**Information given**:
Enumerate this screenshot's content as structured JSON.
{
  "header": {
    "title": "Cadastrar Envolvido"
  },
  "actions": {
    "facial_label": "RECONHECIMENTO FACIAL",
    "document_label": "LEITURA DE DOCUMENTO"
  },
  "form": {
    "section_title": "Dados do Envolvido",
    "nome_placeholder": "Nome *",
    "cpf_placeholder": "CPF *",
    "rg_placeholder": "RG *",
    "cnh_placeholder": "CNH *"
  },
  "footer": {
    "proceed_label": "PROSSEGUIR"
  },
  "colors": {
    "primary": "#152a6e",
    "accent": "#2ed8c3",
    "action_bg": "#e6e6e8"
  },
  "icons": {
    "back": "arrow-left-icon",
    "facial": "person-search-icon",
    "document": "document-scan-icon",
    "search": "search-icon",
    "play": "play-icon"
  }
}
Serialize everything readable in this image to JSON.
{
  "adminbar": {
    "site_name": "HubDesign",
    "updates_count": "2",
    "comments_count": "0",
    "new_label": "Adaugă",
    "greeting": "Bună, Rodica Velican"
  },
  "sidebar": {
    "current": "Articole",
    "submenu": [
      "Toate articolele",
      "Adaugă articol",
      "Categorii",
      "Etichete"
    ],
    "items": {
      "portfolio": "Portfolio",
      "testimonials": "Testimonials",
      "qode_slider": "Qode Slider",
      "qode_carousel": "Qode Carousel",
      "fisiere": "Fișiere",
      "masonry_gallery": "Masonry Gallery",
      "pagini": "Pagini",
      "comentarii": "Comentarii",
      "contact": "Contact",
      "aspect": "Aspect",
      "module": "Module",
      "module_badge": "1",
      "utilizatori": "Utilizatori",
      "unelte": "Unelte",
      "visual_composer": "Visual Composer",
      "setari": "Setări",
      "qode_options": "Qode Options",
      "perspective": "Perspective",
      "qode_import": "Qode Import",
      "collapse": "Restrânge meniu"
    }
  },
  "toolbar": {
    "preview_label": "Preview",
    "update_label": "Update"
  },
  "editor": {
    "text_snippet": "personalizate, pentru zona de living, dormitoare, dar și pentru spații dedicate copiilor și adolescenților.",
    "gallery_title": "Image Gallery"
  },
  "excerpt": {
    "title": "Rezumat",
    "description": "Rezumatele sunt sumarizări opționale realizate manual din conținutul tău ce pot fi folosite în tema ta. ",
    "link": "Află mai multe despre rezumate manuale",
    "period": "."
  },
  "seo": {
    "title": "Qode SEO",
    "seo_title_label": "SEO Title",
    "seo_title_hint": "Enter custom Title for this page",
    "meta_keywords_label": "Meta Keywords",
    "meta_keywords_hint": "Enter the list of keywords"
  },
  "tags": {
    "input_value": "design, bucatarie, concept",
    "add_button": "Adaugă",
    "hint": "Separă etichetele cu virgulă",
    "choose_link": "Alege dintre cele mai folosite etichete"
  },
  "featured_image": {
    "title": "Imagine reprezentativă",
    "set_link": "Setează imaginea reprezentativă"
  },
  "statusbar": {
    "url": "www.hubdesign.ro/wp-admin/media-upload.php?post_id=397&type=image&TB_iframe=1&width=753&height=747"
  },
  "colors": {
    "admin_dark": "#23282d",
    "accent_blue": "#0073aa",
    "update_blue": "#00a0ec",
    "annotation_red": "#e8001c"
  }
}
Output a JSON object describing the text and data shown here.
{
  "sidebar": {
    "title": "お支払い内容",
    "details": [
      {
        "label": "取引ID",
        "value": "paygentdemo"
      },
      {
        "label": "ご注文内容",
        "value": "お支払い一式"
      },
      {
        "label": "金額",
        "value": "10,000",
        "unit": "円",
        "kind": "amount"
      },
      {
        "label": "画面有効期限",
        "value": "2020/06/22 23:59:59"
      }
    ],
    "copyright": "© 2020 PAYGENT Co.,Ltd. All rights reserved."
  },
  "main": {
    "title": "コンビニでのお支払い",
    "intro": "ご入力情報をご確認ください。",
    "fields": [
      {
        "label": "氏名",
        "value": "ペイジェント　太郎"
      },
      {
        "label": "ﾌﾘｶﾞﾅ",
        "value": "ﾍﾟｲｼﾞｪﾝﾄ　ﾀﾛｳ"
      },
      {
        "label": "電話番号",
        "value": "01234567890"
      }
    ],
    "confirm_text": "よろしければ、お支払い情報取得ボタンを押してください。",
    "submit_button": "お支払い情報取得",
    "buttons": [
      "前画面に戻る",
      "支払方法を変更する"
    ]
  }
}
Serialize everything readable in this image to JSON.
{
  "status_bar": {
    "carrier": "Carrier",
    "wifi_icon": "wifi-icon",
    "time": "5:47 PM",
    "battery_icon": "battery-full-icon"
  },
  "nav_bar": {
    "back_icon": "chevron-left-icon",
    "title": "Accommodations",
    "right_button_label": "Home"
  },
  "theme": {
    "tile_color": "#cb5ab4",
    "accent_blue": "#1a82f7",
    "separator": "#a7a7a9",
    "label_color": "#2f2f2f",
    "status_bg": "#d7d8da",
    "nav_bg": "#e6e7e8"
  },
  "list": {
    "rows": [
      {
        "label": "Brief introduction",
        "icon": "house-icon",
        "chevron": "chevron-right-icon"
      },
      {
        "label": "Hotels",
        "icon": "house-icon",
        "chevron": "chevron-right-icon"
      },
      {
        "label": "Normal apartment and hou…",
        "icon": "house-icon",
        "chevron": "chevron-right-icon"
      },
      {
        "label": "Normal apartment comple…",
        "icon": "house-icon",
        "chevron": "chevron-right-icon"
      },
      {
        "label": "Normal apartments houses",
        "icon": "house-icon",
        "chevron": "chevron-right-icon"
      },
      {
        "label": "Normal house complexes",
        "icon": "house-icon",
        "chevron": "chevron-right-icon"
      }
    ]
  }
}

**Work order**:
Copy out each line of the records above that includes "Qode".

**Response for this exercise**:
      "qode_slider": "Qode Slider",
      "qode_carousel": "Qode Carousel",
      "qode_options": "Qode Options",
      "qode_import": "Qode Import",
    "title": "Qode SEO",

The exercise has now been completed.